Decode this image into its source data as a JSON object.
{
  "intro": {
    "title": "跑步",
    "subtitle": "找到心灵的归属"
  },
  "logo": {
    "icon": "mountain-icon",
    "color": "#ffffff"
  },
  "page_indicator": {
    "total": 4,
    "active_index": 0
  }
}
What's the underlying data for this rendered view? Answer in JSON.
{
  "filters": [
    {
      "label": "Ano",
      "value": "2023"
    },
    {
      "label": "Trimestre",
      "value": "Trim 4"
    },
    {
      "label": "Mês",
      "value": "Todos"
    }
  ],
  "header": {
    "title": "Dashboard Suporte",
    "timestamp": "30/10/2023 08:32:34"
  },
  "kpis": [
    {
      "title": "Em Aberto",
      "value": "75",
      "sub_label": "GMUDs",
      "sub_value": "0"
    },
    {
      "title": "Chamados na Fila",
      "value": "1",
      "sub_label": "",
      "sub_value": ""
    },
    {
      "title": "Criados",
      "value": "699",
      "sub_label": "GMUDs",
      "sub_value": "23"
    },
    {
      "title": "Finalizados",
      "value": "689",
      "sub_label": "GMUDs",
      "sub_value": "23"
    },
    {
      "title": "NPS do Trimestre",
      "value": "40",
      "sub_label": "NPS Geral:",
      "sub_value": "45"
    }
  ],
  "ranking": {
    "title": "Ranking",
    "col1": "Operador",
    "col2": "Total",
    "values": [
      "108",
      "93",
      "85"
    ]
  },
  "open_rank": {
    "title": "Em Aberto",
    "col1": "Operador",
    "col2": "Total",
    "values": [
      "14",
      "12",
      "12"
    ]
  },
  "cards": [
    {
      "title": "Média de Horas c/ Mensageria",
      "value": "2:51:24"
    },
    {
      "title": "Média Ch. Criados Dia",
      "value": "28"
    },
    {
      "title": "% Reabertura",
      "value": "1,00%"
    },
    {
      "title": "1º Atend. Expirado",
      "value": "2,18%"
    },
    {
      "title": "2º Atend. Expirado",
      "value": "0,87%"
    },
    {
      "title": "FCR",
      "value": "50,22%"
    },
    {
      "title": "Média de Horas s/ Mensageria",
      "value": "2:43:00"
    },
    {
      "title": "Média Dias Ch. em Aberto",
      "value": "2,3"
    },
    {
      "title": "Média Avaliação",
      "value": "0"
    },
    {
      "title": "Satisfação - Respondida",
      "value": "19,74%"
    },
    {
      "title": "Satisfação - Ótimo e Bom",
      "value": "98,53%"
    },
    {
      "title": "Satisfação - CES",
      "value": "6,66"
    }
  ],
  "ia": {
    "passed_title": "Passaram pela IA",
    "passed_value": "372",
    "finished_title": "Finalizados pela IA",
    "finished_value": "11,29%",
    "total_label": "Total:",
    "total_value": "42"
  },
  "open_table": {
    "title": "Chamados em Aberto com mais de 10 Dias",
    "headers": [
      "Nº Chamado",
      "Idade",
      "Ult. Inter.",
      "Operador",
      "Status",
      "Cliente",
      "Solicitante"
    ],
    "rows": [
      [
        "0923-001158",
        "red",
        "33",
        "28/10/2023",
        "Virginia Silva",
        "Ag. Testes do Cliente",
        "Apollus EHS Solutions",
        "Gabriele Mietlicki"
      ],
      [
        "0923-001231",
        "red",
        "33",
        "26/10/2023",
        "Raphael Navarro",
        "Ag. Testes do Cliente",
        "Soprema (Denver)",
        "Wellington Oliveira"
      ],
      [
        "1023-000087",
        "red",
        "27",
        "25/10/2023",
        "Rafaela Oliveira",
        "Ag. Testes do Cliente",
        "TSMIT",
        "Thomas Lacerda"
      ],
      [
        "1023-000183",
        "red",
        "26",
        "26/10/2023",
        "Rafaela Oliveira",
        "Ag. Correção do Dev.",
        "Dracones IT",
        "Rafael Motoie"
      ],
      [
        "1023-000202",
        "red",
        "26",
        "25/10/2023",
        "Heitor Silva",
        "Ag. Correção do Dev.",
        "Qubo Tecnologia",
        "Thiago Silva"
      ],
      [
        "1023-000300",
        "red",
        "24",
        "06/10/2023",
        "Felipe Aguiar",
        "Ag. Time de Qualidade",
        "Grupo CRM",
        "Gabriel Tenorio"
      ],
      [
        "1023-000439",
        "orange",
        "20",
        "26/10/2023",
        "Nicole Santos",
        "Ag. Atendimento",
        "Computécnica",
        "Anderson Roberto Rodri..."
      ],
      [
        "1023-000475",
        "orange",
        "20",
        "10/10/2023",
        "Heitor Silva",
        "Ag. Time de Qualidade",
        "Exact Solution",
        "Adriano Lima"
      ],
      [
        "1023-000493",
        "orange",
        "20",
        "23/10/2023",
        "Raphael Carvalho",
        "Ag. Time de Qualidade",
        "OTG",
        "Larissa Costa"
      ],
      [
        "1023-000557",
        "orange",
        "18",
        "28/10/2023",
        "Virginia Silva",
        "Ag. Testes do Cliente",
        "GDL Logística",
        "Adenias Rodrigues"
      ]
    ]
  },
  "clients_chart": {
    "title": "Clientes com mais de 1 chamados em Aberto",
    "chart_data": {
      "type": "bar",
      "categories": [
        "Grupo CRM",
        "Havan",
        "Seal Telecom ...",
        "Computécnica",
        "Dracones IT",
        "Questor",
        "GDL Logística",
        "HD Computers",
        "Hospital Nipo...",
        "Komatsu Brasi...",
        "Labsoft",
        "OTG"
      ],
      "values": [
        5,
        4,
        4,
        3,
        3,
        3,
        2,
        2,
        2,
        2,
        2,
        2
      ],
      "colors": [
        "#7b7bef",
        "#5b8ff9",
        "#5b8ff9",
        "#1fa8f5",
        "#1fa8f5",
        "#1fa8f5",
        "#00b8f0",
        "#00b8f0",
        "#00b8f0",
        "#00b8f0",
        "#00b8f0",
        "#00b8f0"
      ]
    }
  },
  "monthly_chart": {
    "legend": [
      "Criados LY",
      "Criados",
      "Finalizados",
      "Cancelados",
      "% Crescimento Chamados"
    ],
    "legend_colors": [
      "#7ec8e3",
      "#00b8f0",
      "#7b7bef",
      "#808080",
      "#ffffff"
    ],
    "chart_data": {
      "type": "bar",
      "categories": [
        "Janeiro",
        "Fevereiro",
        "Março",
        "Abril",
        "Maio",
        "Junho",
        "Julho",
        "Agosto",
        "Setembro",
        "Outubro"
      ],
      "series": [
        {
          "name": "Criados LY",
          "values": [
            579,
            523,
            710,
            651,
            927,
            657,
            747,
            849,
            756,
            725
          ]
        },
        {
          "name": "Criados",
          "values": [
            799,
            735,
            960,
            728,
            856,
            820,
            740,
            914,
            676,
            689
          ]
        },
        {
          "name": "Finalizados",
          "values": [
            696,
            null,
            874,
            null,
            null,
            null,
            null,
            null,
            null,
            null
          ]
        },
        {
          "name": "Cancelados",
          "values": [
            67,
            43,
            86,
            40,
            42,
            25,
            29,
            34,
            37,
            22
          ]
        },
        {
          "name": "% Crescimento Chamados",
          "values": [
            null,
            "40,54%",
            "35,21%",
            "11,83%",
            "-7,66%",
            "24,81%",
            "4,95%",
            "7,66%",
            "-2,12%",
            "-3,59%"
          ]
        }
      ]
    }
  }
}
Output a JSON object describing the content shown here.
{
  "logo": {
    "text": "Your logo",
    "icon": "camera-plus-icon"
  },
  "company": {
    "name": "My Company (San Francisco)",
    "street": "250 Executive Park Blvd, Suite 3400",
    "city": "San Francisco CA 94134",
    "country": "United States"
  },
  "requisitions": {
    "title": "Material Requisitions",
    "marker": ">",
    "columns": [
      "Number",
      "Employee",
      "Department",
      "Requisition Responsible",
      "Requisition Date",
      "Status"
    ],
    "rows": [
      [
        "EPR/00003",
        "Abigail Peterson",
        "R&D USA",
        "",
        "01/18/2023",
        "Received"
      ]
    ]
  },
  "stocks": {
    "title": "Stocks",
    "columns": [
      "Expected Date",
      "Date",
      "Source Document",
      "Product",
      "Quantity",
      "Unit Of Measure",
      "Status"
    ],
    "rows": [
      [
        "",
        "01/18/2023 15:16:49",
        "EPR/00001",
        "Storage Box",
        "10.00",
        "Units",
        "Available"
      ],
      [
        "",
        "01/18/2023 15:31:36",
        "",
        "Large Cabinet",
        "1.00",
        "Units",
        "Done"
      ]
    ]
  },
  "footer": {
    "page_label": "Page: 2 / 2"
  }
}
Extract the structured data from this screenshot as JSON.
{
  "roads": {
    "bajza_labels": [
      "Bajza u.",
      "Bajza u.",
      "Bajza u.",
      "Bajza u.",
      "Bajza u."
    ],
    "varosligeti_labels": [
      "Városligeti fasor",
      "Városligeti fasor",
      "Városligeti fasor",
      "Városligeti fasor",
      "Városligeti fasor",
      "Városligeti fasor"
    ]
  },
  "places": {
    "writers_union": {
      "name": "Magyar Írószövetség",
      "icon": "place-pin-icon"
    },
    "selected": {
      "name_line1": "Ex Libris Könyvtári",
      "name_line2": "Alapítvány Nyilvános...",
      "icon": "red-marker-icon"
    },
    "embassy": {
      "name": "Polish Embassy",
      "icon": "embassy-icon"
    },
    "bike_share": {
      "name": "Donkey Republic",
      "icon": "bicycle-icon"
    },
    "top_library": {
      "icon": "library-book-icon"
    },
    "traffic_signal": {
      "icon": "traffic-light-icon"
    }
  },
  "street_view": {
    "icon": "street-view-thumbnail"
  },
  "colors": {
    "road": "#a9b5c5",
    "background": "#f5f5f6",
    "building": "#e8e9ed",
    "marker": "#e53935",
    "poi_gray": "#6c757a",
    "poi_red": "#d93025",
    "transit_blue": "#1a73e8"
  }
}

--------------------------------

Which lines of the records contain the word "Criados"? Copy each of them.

Answer box.
      "title": "Criados",
      "title": "Média Ch. Criados Dia",
      "Criados LY",
      "Criados",
          "name": "Criados LY",
          "name": "Criados",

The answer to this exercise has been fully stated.